• _Data shown_:
..............................
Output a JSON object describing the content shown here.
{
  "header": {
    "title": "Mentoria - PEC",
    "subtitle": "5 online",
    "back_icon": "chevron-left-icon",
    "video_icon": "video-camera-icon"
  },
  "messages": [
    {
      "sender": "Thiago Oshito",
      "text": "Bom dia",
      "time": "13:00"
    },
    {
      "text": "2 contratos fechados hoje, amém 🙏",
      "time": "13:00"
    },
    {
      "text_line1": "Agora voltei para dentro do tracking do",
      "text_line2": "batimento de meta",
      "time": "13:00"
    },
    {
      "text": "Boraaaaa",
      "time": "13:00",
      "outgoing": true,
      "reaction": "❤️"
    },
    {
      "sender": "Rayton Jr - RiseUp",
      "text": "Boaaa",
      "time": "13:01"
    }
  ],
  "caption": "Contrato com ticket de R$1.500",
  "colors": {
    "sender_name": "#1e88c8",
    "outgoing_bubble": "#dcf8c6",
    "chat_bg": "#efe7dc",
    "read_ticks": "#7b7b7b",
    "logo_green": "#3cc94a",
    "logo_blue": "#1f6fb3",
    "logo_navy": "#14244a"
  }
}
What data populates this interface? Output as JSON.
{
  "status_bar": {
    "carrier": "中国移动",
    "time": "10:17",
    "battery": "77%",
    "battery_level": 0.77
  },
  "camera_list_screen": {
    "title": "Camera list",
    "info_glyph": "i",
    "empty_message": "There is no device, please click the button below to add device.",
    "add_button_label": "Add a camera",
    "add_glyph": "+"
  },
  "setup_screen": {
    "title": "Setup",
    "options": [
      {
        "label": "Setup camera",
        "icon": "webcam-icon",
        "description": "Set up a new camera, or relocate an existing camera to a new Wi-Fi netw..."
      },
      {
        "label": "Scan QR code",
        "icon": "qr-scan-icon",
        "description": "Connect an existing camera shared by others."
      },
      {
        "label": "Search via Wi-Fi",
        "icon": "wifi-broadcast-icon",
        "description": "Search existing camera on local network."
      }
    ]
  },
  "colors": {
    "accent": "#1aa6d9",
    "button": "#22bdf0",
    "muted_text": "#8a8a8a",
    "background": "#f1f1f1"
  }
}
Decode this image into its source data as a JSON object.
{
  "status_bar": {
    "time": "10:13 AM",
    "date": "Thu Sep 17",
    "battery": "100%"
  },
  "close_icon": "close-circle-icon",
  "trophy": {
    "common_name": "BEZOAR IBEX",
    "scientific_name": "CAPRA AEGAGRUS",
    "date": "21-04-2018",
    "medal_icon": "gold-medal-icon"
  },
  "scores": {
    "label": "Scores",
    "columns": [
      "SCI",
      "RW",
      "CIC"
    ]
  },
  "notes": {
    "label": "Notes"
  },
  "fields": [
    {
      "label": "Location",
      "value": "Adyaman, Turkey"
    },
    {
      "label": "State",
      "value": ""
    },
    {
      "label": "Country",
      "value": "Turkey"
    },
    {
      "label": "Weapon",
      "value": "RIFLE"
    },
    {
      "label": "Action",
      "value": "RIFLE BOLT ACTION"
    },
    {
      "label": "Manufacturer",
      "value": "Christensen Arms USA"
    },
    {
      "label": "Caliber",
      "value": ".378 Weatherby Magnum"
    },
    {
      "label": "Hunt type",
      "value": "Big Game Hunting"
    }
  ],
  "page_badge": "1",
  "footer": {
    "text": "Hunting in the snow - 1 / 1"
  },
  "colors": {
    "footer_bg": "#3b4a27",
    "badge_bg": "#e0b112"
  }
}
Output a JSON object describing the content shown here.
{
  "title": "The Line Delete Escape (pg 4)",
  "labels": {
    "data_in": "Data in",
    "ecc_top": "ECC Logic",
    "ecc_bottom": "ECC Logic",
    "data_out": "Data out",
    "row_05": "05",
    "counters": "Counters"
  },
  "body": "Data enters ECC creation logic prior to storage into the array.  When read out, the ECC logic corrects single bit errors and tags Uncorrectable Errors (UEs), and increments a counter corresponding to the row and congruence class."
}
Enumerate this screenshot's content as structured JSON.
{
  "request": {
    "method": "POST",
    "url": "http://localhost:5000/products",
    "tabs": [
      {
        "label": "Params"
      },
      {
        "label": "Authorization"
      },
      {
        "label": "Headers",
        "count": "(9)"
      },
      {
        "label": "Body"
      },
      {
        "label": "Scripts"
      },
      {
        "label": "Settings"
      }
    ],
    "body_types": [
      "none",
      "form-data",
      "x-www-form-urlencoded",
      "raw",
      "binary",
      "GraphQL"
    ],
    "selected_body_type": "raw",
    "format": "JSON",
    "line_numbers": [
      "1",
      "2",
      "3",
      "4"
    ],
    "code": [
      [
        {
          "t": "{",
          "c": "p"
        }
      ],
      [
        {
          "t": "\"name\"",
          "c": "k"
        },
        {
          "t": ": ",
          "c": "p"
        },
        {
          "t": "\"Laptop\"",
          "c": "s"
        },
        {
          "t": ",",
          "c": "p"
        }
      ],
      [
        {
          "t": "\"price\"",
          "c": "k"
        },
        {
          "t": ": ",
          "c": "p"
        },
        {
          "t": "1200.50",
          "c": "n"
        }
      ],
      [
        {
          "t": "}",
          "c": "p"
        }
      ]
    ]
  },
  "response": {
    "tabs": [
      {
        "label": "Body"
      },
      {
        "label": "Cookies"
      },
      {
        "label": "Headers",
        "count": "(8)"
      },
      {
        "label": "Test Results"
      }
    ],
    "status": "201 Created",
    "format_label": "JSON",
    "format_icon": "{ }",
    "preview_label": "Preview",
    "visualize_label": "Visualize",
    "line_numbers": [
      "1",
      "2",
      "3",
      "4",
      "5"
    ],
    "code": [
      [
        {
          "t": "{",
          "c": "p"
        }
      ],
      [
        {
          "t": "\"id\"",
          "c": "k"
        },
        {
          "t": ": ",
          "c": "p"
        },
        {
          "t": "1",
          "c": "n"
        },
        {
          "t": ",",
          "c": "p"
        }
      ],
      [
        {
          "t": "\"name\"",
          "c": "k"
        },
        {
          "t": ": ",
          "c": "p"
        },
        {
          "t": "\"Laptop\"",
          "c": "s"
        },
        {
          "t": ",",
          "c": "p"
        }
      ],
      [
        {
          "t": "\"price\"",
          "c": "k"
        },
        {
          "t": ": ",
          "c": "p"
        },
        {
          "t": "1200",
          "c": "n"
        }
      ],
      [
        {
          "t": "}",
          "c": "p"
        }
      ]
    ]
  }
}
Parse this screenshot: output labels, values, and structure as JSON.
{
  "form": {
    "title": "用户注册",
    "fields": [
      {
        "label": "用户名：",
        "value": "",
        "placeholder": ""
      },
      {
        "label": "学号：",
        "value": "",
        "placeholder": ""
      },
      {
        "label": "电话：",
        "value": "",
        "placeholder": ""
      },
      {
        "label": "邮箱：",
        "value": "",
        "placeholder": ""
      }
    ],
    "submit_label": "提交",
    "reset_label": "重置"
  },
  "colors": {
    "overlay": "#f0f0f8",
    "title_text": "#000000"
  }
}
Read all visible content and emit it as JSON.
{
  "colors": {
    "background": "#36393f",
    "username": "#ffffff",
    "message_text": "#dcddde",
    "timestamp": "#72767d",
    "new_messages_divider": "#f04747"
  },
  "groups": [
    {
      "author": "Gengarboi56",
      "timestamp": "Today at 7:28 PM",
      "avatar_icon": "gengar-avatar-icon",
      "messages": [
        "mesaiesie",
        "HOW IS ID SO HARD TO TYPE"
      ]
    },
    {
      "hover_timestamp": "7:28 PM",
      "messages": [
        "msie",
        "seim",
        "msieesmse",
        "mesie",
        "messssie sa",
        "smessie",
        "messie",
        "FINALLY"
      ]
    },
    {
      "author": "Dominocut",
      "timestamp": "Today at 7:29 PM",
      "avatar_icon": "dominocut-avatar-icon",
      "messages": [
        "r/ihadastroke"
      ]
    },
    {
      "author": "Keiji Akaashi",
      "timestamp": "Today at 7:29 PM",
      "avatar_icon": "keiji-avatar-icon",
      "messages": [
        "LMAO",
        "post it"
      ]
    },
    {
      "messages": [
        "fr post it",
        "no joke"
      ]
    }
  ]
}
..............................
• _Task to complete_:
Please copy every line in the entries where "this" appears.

• _Answer below_:
What data populates this interface? Output as JSON.
Decode this image into its source data as a JSON object.
Enumerate this screenshot's content as structured JSON.
Parse this screenshot: output labels, values, and structure as JSON.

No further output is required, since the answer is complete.